Plumtreed
October 5th, 2009, 12:49 PM
You have presented a precise, well considered review. While surprised to see it in the 'Cafe' I enjoyed reading it and I appreciate hearing your comments. Thank you!

I don't know anything about the Debian LXDE but I have used PCLXDE which I thought excellent and really quite fast. I have always felt that when you take something like a main OS like PCLinuxos and produce a 'Lite' version like PCLXDE you merely reduce the number of programs used and, therefore, there is essentially no change in the 'speed' of an operating system. However, LXDE being quick, expresses the perception that the operating system is also faster.

Did you find these systems faster for any reason other than the inclusion of LXDE?

Hallvor
October 5th, 2009, 03:09 PM
Thank you! :)



Did you find these systems faster for any reason other than the inclusion of LXDE?

Well, I must say that I enjoy applications like
Xarchiver, Leafpad, LXterminal and the PCMan file manager. All of these are very light and fast, but I think there are large differences as to how much is installed by default and how the system is set up. I don`t think the core system is any different than the main distro. The Debian system is much cleaner but without all the bells and whistles. But because of this, there is lower CPU and memory usage with more juice to power the applications. Just my two cents.

mdmarmer
October 5th, 2009, 04:44 PM
LXDE will also appeal to users who are dissatisfied with KDE 4 and Gnome. Remastersys has a very nice LXDE distro which includes an excellent LXDE Control Panel. http://www.geekconnection.org/remastersys/rll.html

I'm working with some other folks on an easy-to-use LXDE (Debian testing) distro that will include all multimedia. A (somewhat old) test .iso is here http://www.filehosting.org/file/details/58563/canabix.iso
I'm planning to upload another test .iso soon. This project is at http://community.canabix.org/smf/ and http://canabix.blogspot.com or on OFTC irc at #canabix

Mike

Plumtreed
October 5th, 2009, 10:34 PM
In these forums there is a development that uses LXDE. Masonux is a very efficient use of LXDE with Ubuntu. Have you had a look at it?

Interesting ideas, Mdmarmer, I will follow the developments on Canabix closely. It looks like a good concept.

Very few OS really offer any extra speed on older computers without some loss of functionality. Slitaz and Puppy operate in RAM and do go quickly.

XubuRoxMySox
October 5th, 2009, 10:48 PM
The best of both worlds, and best implementation of LXDE in a truly lightweight Ubuntu-based distro that I have played with thus far is Masonux. It has none of the hiccups that my own rookie first-attempt at "Ubuntu Lite" has. It has the ease of PCLXDE for setup and installation, but the featherweight speed of Debian LXDE.
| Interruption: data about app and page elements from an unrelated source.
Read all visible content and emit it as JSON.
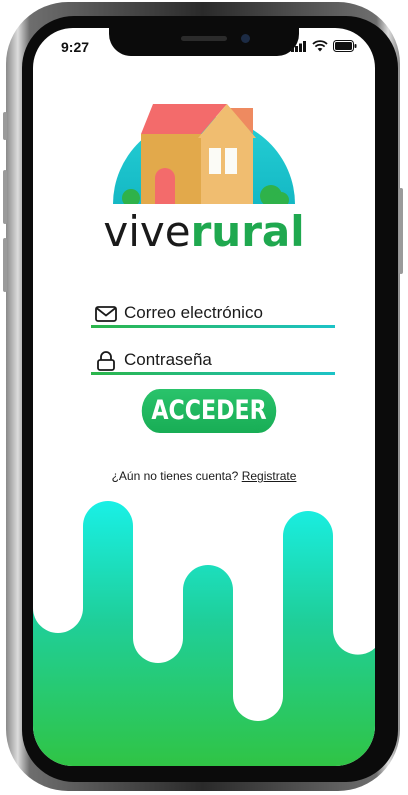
{
  "status_bar": {
    "time": "9:27"
  },
  "logo": {
    "text_part1": "vive",
    "text_part2": "rural"
  },
  "form": {
    "email_label": "Correo electrónico",
    "password_label": "Contraseña",
    "submit_label": "ACCEDER"
  },
  "register": {
    "prompt": "¿Aún no tienes cuenta?",
    "link_label": "Registrate"
  },
  "colors": {
    "brand_green": "#1fa84f",
    "accent_teal": "#1cc3c7",
    "roof_red": "#f36b6b"
  },
  "icons": [
    "mail-icon",
    "lock-icon",
    "signal-icon",
    "wifi-icon",
    "battery-icon"
  ]
}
-Robin

doorknob60
October 5th, 2009, 11:43 PM
I haven't tried PSLOS LXDE, but maybe I'll try it out in Vbox sometime. I do know that Debian with LXDE works very well though. I run it on two computers with limited resources (a laptop with 192 MB of RAM and 450 HMZ CPU, and a Desktop with 128 MB RAM and a 700 Mhz P3) and it works great on both. Wireless works fine on my laptop too (don't remember if it involved additional setup, but I think I just compiled the madwifi driver, which is two or three commands, and takes only a minute or two. It has an Atheros PCMCIA card). It's not the easiest to set up, but for beginners you can't recommend Arch (that wouldn't end up well) so Debian is one of the better choices (I've helped people with no previous Linux experience install Debian over IM, although I've done that for Arch too I guess :P). Anyways, Debian LXDE is a great distro for old computers, and for people with Ubuntu experience (like people that are reading this), it shouldn't be too hard.
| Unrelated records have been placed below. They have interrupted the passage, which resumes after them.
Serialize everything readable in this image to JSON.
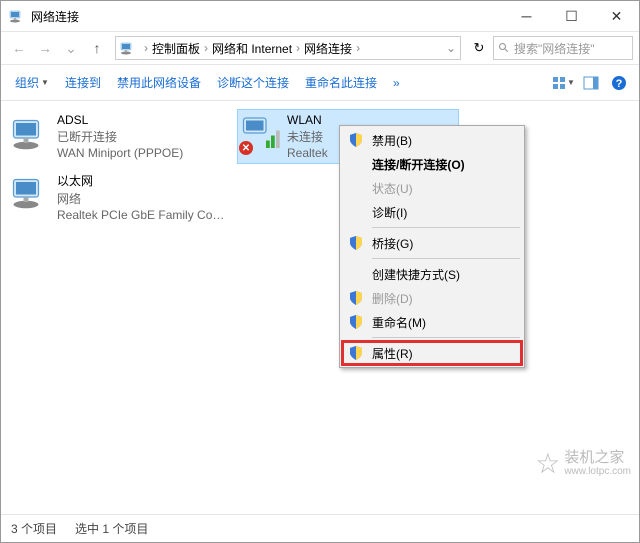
{
  "window": {
    "title": "网络连接"
  },
  "breadcrumb": {
    "items": [
      "控制面板",
      "网络和 Internet",
      "网络连接"
    ]
  },
  "search": {
    "placeholder": "搜索\"网络连接\""
  },
  "toolbar": {
    "org": "组织",
    "connect": "连接到",
    "disable": "禁用此网络设备",
    "diagnose": "诊断这个连接",
    "rename": "重命名此连接",
    "more": "»"
  },
  "connections": [
    {
      "name": "ADSL",
      "status": "已断开连接",
      "detail": "WAN Miniport (PPPOE)"
    },
    {
      "name": "WLAN",
      "status": "未连接",
      "detail": "Realtek"
    },
    {
      "name": "以太网",
      "status": "网络",
      "detail": "Realtek PCIe GbE Family Contr..."
    }
  ],
  "contextMenu": {
    "disable": "禁用(B)",
    "toggle": "连接/断开连接(O)",
    "status": "状态(U)",
    "diagnose": "诊断(I)",
    "bridge": "桥接(G)",
    "shortcut": "创建快捷方式(S)",
    "delete": "删除(D)",
    "rename": "重命名(M)",
    "properties": "属性(R)"
  },
  "statusbar": {
    "count": "3 个项目",
    "selected": "选中 1 个项目"
  },
  "watermark": {
    "text": "装机之家",
    "url": "www.lotpc.com"
  }
}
Plumtreed
October 6th, 2009, 01:11 AM
The best of both worlds, and best implementation of LXDE in a truly lightweight Ubuntu-based distro that I have played with thus far is Masonux. It has none of the hiccups that my own rookie first-attempt at "Ubuntu Lite" has. It has the ease of PCLXDE for setup and installation, but the featherweight speed of Debian LXDE.

-Robin
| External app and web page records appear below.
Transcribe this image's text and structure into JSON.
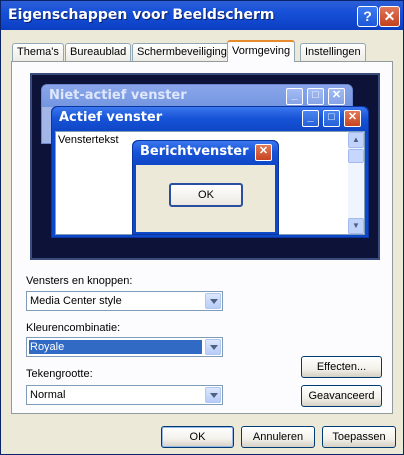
{
  "window": {
    "title": "Eigenschappen voor Beeldscherm"
  },
  "title_buttons": {
    "help": "?",
    "close": "✕"
  },
  "tabs": [
    {
      "label": "Thema's"
    },
    {
      "label": "Bureaublad"
    },
    {
      "label": "Schermbeveiliging"
    },
    {
      "label": "Vormgeving",
      "active": true
    },
    {
      "label": "Instellingen"
    }
  ],
  "preview": {
    "inactive_title": "Niet-actief venster",
    "active_title": "Actief venster",
    "window_text": "Venstertekst",
    "message_title": "Berichtvenster",
    "message_ok": "OK"
  },
  "form": {
    "windows_label": "Vensters en knoppen:",
    "windows_value": "Media Center style",
    "scheme_label": "Kleurencombinatie:",
    "scheme_value": "Royale",
    "fontsize_label": "Tekengrootte:",
    "fontsize_value": "Normal",
    "effects_button": "Effecten...",
    "advanced_button": "Geavanceerd"
  },
  "footer": {
    "ok": "OK",
    "cancel": "Annuleren",
    "apply": "Toepassen"
  },
  "colors": {
    "titlebar": "#1650d8",
    "selection": "#316ac5",
    "dialog_bg": "#ece9d8"
  }
}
Well put,Robin! It is not just me then? I think Masonux is an excellent execution of an LXDE system. It combines the 'ease-of-use' of Ubuntu, including NetworkManager, with the dexterity of LXDE. I wonder where Lubuntu is going to go.

bodhi.zazen
October 6th, 2009, 01:13 AM
I advise you try lubuntu.

If you want
the team would remove as much bloat as possible, even at the expense of a little user friendliness.This is what minimal installs are for .

Minimal CD Image - Community Ubuntu Documentation (https://help.ubuntu.com/community/Installation/MinimalCD)

Minimal installs work that way for Ubuntu, Debian, Arch, Gentoo, Fedora, Slackware, ...

You get the idea.

If you are installing a distro, with a gui, you will always get unwanted features.

If you want to try a very nice minimal distro try Crunchbang lite or lubuntu.

If you want a minimal install go with Slitaz.

dragos240
October 6th, 2009, 01:20 AM
The best of both worlds, and best implementation of LXDE in a truly lightweight Ubuntu-based distro that I have played with thus far is Masonux. It has none of the hiccups that my own rookie first-attempt at "Ubuntu Lite" has. It has the ease of PCLXDE for setup and installation, but the featherweight speed of Debian LXDE.

-Robin


Where have I seen your avvy before? I've seen it somewhere. [/offtopic]

NormanFLinux
October 6th, 2009, 02:02 AM
PCLXDE runs quite beautifully on an HP Mini 2133 with a low powered Via CM-7 processor. It boots up fast and shuts down fast. A fully configured desktop doesn't appear sluggish.

PhoHammer
October 6th, 2009, 02:36 AM
Great review! I can see you put some time into it.


I advise you try lubuntu.


I thought that the lubuntu was a livecd only, no install to disk
option. Unless there is some secret Linux ninja install I don't
know about...yet. I'm sure there probably is.:popcorn:

NormanFLinux
October 6th, 2009, 02:49 AM
Lubuntu can be installed to the disk from the command line by running ubiquity. That will bring up the installer. Its biggest shortcoming at this point is the lack of support for wireless cards.

Plumtreed
October 6th, 2009, 06:14 AM
I didn't do any research before hand but as Bodhi suggested, I gave Lubuntu a try. All went well except that WICD couldn't detect my 'wireless'!

In my experience, WICD doesn't do well with USB Drives and things. I also recall that it will only work if 'wired' is not connected. So I would probably have to install Networkmanager.

Masonux has NetworkManager included so gets my vote at the moment.